Material shown below:

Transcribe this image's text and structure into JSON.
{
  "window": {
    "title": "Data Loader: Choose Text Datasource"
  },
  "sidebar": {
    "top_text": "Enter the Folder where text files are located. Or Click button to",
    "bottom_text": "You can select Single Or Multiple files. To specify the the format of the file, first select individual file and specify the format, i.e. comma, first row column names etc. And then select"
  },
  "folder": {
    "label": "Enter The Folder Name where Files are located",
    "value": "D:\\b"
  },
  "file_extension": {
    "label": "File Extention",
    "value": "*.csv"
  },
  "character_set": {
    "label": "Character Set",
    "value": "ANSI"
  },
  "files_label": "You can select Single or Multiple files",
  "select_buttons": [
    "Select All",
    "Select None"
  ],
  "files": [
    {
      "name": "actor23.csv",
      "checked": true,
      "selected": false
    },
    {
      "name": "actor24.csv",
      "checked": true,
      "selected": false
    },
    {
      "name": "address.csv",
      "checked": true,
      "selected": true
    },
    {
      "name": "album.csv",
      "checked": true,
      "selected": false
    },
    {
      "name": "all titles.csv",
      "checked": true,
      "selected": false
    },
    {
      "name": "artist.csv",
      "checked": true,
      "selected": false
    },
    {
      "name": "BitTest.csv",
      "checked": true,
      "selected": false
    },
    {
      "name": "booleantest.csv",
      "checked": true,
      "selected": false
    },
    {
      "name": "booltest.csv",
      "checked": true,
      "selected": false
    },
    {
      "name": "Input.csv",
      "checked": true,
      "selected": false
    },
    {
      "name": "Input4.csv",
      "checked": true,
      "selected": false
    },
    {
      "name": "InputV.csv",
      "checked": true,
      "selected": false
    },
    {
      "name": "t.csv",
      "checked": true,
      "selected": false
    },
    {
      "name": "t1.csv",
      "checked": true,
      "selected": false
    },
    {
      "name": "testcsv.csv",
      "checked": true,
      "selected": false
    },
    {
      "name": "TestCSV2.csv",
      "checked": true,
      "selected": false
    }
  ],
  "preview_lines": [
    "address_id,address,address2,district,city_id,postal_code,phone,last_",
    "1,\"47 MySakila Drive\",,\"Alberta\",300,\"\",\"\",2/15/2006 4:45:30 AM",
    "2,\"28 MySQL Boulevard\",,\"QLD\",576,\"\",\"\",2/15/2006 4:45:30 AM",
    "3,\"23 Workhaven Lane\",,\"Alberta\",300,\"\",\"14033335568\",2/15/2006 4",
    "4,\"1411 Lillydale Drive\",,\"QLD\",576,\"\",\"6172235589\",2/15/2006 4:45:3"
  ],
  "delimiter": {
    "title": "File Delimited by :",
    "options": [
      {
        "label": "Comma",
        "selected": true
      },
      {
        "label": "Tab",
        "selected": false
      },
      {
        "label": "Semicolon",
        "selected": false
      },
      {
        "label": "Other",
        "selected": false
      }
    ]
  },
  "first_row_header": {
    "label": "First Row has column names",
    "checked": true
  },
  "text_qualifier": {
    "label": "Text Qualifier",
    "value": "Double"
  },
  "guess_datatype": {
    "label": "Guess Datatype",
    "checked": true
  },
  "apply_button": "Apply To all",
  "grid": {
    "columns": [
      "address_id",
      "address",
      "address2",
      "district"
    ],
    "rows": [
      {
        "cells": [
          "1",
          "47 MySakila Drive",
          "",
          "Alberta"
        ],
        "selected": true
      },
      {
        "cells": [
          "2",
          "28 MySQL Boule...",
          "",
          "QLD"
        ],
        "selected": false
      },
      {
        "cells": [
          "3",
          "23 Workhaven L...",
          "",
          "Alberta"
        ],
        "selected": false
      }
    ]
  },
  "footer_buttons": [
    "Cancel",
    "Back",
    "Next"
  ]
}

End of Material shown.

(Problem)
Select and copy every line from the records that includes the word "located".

(Response box)
    "top_text": "Enter the Folder where text files are located. Or Click button to",
    "label": "Enter The Folder Name where Files are located",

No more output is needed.